*Information given:*

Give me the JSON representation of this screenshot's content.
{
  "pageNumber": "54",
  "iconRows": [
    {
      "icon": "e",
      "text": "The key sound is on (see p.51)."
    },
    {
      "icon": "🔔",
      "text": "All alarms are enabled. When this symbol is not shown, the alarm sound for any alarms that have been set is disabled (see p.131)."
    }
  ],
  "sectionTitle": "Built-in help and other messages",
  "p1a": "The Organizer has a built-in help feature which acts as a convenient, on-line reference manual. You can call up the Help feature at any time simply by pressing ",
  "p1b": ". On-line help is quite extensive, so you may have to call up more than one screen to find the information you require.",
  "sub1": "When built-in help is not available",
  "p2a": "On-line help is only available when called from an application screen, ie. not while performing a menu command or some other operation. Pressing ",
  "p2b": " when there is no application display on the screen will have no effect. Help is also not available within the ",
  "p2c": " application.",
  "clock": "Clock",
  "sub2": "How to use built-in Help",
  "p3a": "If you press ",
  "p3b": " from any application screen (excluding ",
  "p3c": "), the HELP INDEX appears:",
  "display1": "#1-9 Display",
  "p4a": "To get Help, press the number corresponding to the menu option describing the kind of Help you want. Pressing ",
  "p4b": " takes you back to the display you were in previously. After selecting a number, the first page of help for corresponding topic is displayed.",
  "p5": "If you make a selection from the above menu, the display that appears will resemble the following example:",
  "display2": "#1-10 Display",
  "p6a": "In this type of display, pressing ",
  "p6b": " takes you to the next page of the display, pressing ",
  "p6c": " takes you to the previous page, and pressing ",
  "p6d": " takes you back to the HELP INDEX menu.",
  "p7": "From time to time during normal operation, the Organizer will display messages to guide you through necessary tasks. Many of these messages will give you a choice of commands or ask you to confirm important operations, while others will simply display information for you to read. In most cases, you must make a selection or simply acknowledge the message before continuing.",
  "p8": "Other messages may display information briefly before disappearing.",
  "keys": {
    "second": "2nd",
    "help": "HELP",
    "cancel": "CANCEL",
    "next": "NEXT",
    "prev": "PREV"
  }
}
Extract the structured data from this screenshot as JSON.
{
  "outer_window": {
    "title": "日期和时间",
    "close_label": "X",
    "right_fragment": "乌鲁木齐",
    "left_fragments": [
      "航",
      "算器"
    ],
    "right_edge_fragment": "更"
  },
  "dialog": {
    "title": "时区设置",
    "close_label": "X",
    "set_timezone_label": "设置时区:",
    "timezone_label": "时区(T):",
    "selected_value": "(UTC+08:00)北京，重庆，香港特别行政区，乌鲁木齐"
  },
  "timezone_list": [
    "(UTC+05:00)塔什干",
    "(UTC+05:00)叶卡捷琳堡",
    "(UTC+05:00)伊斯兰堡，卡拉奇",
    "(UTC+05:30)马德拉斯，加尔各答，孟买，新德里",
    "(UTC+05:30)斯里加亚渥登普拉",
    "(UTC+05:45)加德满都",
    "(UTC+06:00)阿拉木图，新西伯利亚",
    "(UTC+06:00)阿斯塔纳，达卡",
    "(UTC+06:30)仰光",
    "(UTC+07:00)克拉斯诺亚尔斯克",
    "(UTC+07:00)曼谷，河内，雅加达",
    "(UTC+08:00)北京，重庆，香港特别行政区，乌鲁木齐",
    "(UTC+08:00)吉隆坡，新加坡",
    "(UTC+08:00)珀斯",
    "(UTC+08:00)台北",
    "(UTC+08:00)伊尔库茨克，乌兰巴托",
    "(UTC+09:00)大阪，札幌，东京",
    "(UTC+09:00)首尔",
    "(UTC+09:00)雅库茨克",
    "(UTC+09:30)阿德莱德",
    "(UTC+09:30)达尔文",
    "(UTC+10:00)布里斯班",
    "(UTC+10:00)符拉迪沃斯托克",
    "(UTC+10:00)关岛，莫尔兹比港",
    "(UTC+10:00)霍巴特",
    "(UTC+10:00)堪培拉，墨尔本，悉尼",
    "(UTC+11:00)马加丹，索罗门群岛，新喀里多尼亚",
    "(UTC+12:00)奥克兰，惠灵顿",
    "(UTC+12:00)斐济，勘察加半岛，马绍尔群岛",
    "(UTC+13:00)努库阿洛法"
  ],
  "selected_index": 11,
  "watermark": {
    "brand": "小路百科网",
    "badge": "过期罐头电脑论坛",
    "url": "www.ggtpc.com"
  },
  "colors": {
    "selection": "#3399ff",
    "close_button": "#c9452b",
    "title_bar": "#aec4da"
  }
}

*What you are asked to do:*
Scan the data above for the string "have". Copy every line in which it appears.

*Answer space:*
      "text": "All alarms are enabled. When this symbol is not shown, the alarm sound for any alarms that have been set is disabled (see p.131)."
  "p1b": ". On-line help is quite extensive, so you may have to call up more than one screen to find the information you require.",
  "p2b": " when there is no application display on the screen will have no effect. Help is also not available within the ",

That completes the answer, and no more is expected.